NEW YORK (dpa-AFX) – At the end of the difficult first quarter, Wall Street started off quietly on Thursday. Around an hour before the starting bell, broker IG valued the Dow Jones Industrial a few points lower at 35,205 points. IG sees the Nasdaq 100 up 0.3 percent at 15,118 points.
Make more of your money!
With Germany’s major stock exchange newsletter boerse.de-Aktien-Ausblick. Request here…
After the first three months of the new year, the Dow is currently around 3 percent in the red. After initially climbing to a record 36,952 points, it then fell to 32,272 points in the wake of the Russian invasion of Ukraine. In the most recent recovery, however, the Dow made up for two-thirds of the setback.
The Nasdaq 100 technology selection index is significantly worse in the race with a minus of almost 8 percent in 2022. The turnaround in interest rates initiated by the US Federal Reserve prompted many investors to part with their tech darlings. But since its March low, the Nasdaq 100 has also made more than half of the way to the record of 16,764 points from November 2021.

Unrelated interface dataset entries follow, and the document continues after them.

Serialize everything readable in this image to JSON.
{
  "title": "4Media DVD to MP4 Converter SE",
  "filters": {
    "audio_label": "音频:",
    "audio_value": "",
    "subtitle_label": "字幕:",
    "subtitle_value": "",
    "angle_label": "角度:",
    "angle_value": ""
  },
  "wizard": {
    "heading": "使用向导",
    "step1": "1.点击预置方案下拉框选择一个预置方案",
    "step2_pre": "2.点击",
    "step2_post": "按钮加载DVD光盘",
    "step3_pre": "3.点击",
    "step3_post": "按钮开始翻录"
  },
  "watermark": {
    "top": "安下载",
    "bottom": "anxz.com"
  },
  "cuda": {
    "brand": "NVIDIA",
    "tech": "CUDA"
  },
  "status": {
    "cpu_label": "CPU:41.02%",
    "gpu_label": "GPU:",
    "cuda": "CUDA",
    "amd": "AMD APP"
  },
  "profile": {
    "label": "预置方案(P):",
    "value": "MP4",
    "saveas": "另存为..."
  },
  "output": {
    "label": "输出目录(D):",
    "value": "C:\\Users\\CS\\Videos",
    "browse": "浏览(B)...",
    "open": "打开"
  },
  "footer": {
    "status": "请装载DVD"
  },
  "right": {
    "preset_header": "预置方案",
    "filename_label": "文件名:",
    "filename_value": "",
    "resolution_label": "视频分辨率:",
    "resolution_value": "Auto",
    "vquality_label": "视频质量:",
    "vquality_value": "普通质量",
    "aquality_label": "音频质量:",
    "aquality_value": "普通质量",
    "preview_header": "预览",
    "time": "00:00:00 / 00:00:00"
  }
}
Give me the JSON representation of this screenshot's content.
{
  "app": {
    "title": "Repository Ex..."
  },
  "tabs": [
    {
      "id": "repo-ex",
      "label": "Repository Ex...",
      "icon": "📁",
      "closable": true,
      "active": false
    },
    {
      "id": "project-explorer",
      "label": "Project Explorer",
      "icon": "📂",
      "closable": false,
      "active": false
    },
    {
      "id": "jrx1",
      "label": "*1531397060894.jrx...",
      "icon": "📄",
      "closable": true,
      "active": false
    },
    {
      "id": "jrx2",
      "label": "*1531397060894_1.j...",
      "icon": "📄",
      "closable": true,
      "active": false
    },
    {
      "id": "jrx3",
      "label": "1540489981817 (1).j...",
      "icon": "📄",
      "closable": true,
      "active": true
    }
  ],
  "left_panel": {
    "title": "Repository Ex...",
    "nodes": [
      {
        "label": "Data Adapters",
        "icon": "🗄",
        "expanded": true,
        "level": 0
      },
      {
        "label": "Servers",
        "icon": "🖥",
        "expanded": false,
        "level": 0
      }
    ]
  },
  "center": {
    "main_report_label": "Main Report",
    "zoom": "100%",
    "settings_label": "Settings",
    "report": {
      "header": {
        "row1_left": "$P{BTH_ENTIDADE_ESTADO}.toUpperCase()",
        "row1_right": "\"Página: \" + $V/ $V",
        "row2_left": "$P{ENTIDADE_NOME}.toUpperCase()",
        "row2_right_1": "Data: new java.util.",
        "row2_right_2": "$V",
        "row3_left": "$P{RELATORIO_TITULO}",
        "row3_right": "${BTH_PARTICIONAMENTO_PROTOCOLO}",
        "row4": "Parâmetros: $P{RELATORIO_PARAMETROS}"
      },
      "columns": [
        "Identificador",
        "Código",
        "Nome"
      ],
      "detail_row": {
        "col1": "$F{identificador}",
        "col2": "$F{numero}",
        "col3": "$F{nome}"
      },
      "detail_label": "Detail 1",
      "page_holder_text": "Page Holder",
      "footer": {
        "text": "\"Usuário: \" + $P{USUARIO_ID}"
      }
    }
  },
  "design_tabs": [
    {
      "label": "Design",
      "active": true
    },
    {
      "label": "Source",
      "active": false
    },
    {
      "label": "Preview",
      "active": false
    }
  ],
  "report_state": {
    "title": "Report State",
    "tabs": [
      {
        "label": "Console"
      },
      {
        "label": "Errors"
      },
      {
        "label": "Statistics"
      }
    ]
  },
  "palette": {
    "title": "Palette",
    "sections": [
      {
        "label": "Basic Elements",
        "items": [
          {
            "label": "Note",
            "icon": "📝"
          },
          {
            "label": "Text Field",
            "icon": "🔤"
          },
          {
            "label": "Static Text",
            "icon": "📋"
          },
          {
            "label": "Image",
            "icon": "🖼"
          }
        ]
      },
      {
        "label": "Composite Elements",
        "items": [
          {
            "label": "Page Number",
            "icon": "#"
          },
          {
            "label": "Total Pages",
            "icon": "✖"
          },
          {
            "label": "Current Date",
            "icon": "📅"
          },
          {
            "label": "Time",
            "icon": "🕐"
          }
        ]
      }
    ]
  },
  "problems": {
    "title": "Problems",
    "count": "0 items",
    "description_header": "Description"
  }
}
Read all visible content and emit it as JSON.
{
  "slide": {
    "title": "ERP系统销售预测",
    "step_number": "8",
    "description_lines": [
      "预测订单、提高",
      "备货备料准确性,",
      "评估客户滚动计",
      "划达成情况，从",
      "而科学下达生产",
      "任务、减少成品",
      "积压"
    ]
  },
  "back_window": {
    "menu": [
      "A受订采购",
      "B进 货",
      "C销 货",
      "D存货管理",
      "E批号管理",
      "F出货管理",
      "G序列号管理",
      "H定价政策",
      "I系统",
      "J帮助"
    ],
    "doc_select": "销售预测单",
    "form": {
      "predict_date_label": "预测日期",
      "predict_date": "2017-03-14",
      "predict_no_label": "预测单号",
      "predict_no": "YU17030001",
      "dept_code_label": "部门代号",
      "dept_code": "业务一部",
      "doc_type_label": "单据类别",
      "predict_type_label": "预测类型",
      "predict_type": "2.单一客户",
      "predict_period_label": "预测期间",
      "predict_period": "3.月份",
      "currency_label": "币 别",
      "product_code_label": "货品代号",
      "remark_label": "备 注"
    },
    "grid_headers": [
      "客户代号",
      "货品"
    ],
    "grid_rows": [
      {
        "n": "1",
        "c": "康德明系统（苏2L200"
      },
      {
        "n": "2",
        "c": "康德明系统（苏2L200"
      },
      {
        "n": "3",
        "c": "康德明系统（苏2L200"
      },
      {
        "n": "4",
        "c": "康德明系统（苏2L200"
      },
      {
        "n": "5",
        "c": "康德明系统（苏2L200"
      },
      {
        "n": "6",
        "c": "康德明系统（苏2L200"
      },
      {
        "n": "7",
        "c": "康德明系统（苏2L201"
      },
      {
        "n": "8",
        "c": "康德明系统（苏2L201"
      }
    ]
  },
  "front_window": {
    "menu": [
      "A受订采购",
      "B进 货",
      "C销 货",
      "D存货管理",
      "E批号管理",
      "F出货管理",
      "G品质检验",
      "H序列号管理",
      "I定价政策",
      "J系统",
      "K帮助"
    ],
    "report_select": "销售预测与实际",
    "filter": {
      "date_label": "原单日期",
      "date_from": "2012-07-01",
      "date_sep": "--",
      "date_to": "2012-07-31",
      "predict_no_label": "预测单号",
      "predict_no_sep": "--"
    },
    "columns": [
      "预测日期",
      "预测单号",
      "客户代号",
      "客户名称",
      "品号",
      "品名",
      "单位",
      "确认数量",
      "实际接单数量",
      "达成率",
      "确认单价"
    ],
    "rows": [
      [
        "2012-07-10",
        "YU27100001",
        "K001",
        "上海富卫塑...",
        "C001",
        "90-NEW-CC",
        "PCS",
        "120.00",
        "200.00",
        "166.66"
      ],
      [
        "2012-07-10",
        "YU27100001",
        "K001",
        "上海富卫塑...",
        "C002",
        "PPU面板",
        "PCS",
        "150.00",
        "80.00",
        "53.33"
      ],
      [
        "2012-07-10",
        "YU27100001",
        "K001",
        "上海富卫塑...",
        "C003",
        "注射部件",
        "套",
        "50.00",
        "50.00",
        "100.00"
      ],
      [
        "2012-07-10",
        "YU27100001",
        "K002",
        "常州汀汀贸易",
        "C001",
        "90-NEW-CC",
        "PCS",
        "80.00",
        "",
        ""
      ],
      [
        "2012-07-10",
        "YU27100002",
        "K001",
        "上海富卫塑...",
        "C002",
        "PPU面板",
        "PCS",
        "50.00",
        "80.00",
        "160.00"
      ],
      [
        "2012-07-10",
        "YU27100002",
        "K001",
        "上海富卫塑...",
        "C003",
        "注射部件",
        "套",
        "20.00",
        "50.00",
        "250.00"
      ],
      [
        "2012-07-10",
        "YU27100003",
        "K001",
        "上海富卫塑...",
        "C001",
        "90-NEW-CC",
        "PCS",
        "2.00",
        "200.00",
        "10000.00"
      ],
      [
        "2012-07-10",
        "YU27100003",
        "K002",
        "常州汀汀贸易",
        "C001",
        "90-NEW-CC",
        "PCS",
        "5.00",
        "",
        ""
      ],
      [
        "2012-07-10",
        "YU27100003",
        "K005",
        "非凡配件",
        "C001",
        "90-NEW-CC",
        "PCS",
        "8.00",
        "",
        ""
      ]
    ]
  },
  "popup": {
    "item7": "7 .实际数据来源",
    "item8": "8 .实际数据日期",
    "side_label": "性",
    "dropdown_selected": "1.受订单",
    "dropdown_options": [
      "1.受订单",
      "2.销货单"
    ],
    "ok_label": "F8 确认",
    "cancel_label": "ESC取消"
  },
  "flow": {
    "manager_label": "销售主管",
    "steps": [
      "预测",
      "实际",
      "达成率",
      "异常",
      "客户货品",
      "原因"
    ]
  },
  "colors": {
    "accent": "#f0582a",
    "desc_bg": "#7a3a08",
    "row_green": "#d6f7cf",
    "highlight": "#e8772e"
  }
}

So the shares are holding up pretty well. If the investment strategist Peter Oppenheimer from Goldman Sachs is right, there is hardly any upside potential, at least on Wall Street. His target for the market-wide S&P 500 by the end of the year is 4700 points, just 100 points above the current level. He believes stocks in Europe and especially Asia are a little more capable. However, the recent recovery is not irrational, emphasizes Oppenheimer, among other things, with a view to further negative real interest rates and a share valuation that has lagged behind the development of corporate profits.
Among the individual values, investors should keep an eye on AMD in particular with premarket losses on Thursday. British investment bank Barclays withdrew its recommendation for the processor manufacturer’s shares. Although he will probably take further market share from his competitor Intel in the coming years, growth is likely to suffer from the situation in many end markets, wrote analyst Blayne Curtis./ag/mis